A fellow corps member and co-worker put it best last week: never before teaching here had she been witness to such a “vehemence for learning.” The chorus among my classes this week and last has been, “Why do we have to learn? Why do you have to teach us stuff?” Last week because we were in extended homeroom or evacuated from the building for four out of the five days, which put the students in checked-out mode, and this week because it’s a two-day week. (Hallelujah!)
This week is kind of a wash, what with student absences and other school stuff that’s going on, just as last week was, but I have not given in to the students’ requests for a movie day or a free day. Today is a test retake or make-up day for my students, because I was expecting perhaps 50-70% attendance (rightly so), and still there is pushback. Hello?! I am offering you a rare opportunity to bring up your grade in class. You don’t even need to stay after school as so many of you whine that you cannot. But I still have students sleeping or choosing not to bring up their grades.

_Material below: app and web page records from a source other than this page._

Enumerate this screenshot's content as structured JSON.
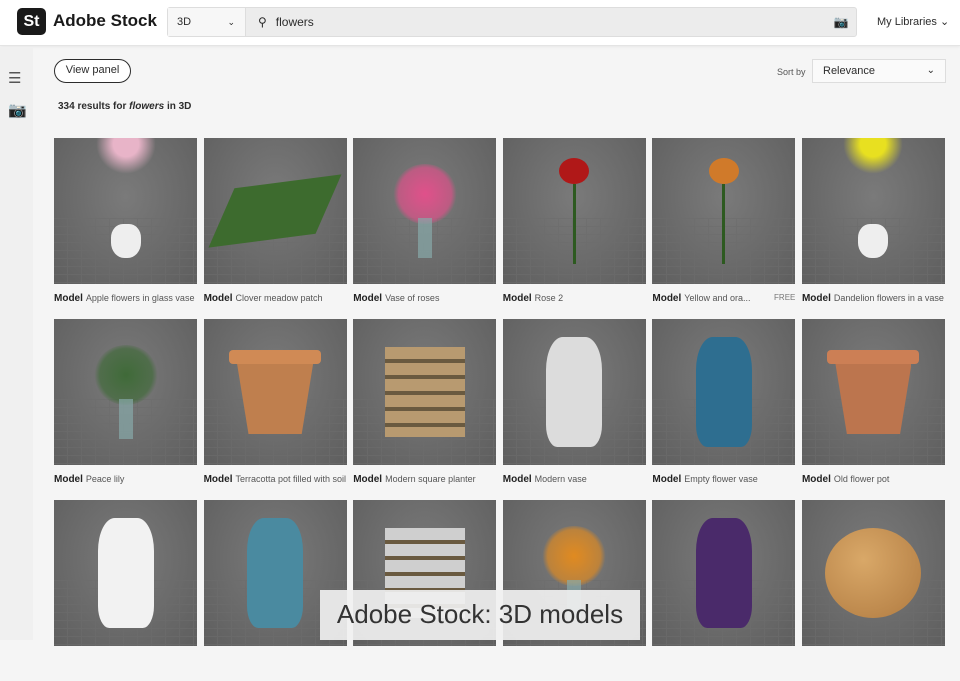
{
  "header": {
    "logo": "St",
    "brand": "Adobe Stock",
    "asset_type": "3D",
    "query": "flowers",
    "my_libraries": "My Libraries"
  },
  "sidebar": {
    "icons": [
      "filters-icon",
      "camera-icon"
    ]
  },
  "toolbar": {
    "view_panel": "View panel",
    "results_count": "334",
    "results_text": " results for ",
    "results_query": "flowers",
    "results_in": " in 3D",
    "sort_label": "Sort by",
    "sort_value": "Relevance"
  },
  "results": [
    {
      "type": "Model",
      "title": "Apple flowers in glass vase",
      "color": "#e8b4c8",
      "shape": "vase"
    },
    {
      "type": "Model",
      "title": "Clover meadow patch",
      "color": "#3d6b2e",
      "shape": "patch"
    },
    {
      "type": "Model",
      "title": "Vase of roses",
      "color": "#e0508a",
      "shape": "bouquet"
    },
    {
      "type": "Model",
      "title": "Rose 2",
      "color": "#b01818",
      "shape": "rose"
    },
    {
      "type": "Model",
      "title": "Yellow and ora...",
      "color": "#d07a2a",
      "shape": "rose",
      "badge": "FREE"
    },
    {
      "type": "Model",
      "title": "Dandelion flowers in a vase",
      "color": "#e8e020",
      "shape": "vase"
    },
    {
      "type": "Model",
      "title": "Peace lily",
      "color": "#3f6a38",
      "shape": "bouquet"
    },
    {
      "type": "Model",
      "title": "Terracotta pot filled with soil",
      "color": "#d08a55",
      "shape": "pot"
    },
    {
      "type": "Model",
      "title": "Modern square planter",
      "color": "#b89a70",
      "shape": "box"
    },
    {
      "type": "Model",
      "title": "Modern vase",
      "color": "#dcdcdc",
      "shape": "tall"
    },
    {
      "type": "Model",
      "title": "Empty flower vase",
      "color": "#2e6e90",
      "shape": "tall"
    },
    {
      "type": "Model",
      "title": "Old flower pot",
      "color": "#cc7f55",
      "shape": "pot"
    },
    {
      "type": "",
      "title": "",
      "color": "#f2f2f2",
      "shape": "tall"
    },
    {
      "type": "",
      "title": "",
      "color": "#4a8aa0",
      "shape": "tall"
    },
    {
      "type": "",
      "title": "",
      "color": "#cfcfcf",
      "shape": "box"
    },
    {
      "type": "",
      "title": "",
      "color": "#e08a20",
      "shape": "bouquet"
    },
    {
      "type": "",
      "title": "",
      "color": "#4a2a6a",
      "shape": "tall"
    },
    {
      "type": "",
      "title": "",
      "color": "#b07a40",
      "shape": "round"
    }
  ],
  "overlay_caption": "Adobe Stock: 3D models"
}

I think it’s an intense fear of failure – and/or an attitude of “well, I’m already failing, so why bother?” – that makes many of them not even want to try, and I hate it. I hate that, at such a young age, some seem to have given up on themselves. I hate that, sometimes, it seems like we teachers are the only people telling them they are capable. I hate that those who truly seem to care about their education and who are well-behaved all the time get ignored because I have to deal with outrageous behavior.
I hate that I have so much to hate.
There are still the little things that make this madness bearable, though. Last night, I received a text from a student: thanks for actually carin about your students because a lot of teachers I had n da past could care less bt u different. I responded: you’re welcome – and thanks for being a student who cares about her education. you make my job worthwhile. The “good” kids are few, but enough.